Cuban officials Wednesday released a small American vessel carrying strange cargo--New Zealand’s America’s Cup sailboat--after holding it for 23 1/2 hours.
A Cuban gunboat had intercepted the offshore oil supply vessel Tampa Seahorse on Tuesday, alleging it had penetrated the island’s claimed 12-mile territorial limit en route from San Diego to New York, via the Panama Canal.
The United States generally recognizes only 3-mile limits for international waters.
The ship was escorted into Porto Cayo Moa and held overnight. Capt. Jeff Jappe, of Ojai, and his crew of seven, plus a New Zealand syndicate member, did not leave the vessel but were towed out of port Wednesday morning and sent on their way.
“No charges, no fines, no hassle,” said Barney White, a spokesman for Zapata Gulf Marine Corp. of New Orleans, which owns the Tampa Seahorse.

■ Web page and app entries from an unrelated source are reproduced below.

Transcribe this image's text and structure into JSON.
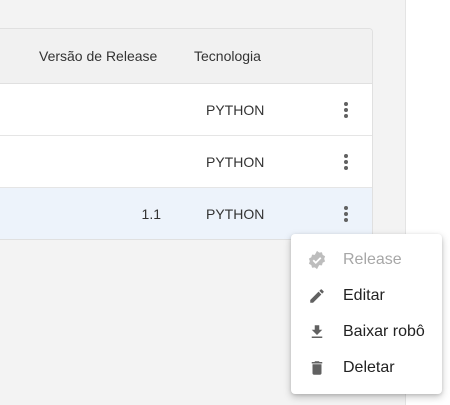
{
  "table": {
    "columns": {
      "version": "Versão de Release",
      "technology": "Tecnologia"
    },
    "rows": [
      {
        "version": "",
        "technology": "PYTHON"
      },
      {
        "version": "",
        "technology": "PYTHON"
      },
      {
        "version": "1.1",
        "technology": "PYTHON"
      }
    ]
  },
  "menu": {
    "items": [
      {
        "label": "Release",
        "icon": "check-seal-icon",
        "disabled": true
      },
      {
        "label": "Editar",
        "icon": "pencil-icon",
        "disabled": false
      },
      {
        "label": "Baixar robô",
        "icon": "download-icon",
        "disabled": false
      },
      {
        "label": "Deletar",
        "icon": "trash-icon",
        "disabled": false
      }
    ]
  },
  "colors": {
    "selected_row": "#edf3fb",
    "header_bg": "#f1f1f1",
    "disabled_text": "#a7a7a7"
  }
}
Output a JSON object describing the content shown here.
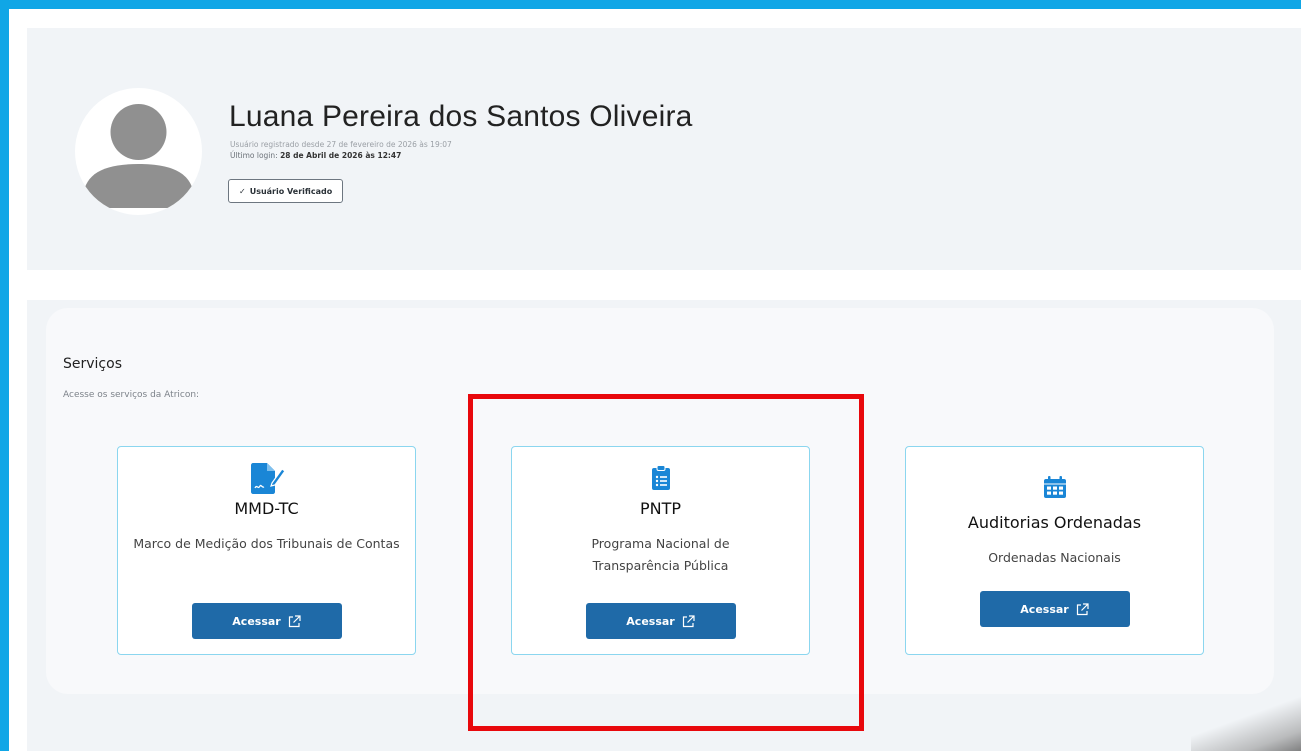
{
  "profile": {
    "name": "Luana Pereira dos Santos Oliveira",
    "registered": "Usuário registrado desde 27 de fevereiro de 2026 às 19:07",
    "last_login_label": "Último login: ",
    "last_login_value": "28 de Abril de 2026 às 12:47",
    "verified_badge": "Usuário Verificado"
  },
  "services": {
    "title": "Serviços",
    "subtitle": "Acesse os serviços da Atricon:",
    "items": [
      {
        "title": "MMD-TC",
        "description": "Marco de Medição dos Tribunais de Contas",
        "button": "Acessar",
        "icon": "file-signature-icon"
      },
      {
        "title": "PNTP",
        "description": "Programa Nacional de Transparência Pública",
        "button": "Acessar",
        "icon": "clipboard-list-icon"
      },
      {
        "title": "Auditorias Ordenadas",
        "description": "Ordenadas Nacionais",
        "button": "Acessar",
        "icon": "calendar-icon"
      }
    ]
  },
  "colors": {
    "frame": "#10a6e6",
    "button": "#1f6aa8",
    "icon": "#1a86d6",
    "card_border": "#8bd6ef",
    "highlight": "#e8080c"
  }
}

White said his company had not been in direct contact with Jappe, but the captain had contacted another Zapata Gulf Marine ship that was near Puerto Rico to confirm his ship’s release.
The U.S. has no diplomatic relations with Cuba, but White indicated that the State Department, through its U.S. Interests Section in Havana, and the New Zealand Embassy apparently were involved in discussions with Cuban officials about the incident.
“They say we were within 9 miles,” White said. “The Cubans are pretty touchy about their territorial waters. This is the nautical equivalent of being pulled over and having your driver’s license checked.”
Earlier, a U.S. Coast Guard spokesman said such incidents occur “10 or 12 times a year.”
White said, “The general rule of the sea is at the end of 24 hours either to release it or notify the nation it belongs to why you’re keeping it.”
The Tampa Seahorse carried only the big sailboat, its detached keel, two masts and two small tenders.
White was asked whether the Cubans also may have been curious about the unusual configuration of a gleaming white 133-foot boat with wings aboard a 156-foot oil company vessel.
“It was unusual cargo,” he said, “but we have no indication that was it.”
The Tampa Seahorse is expected to deliver the boat to New York by Monday afternoon. The boat will be sailed in seven East Coast ports to promote New Zealand trade and tourism.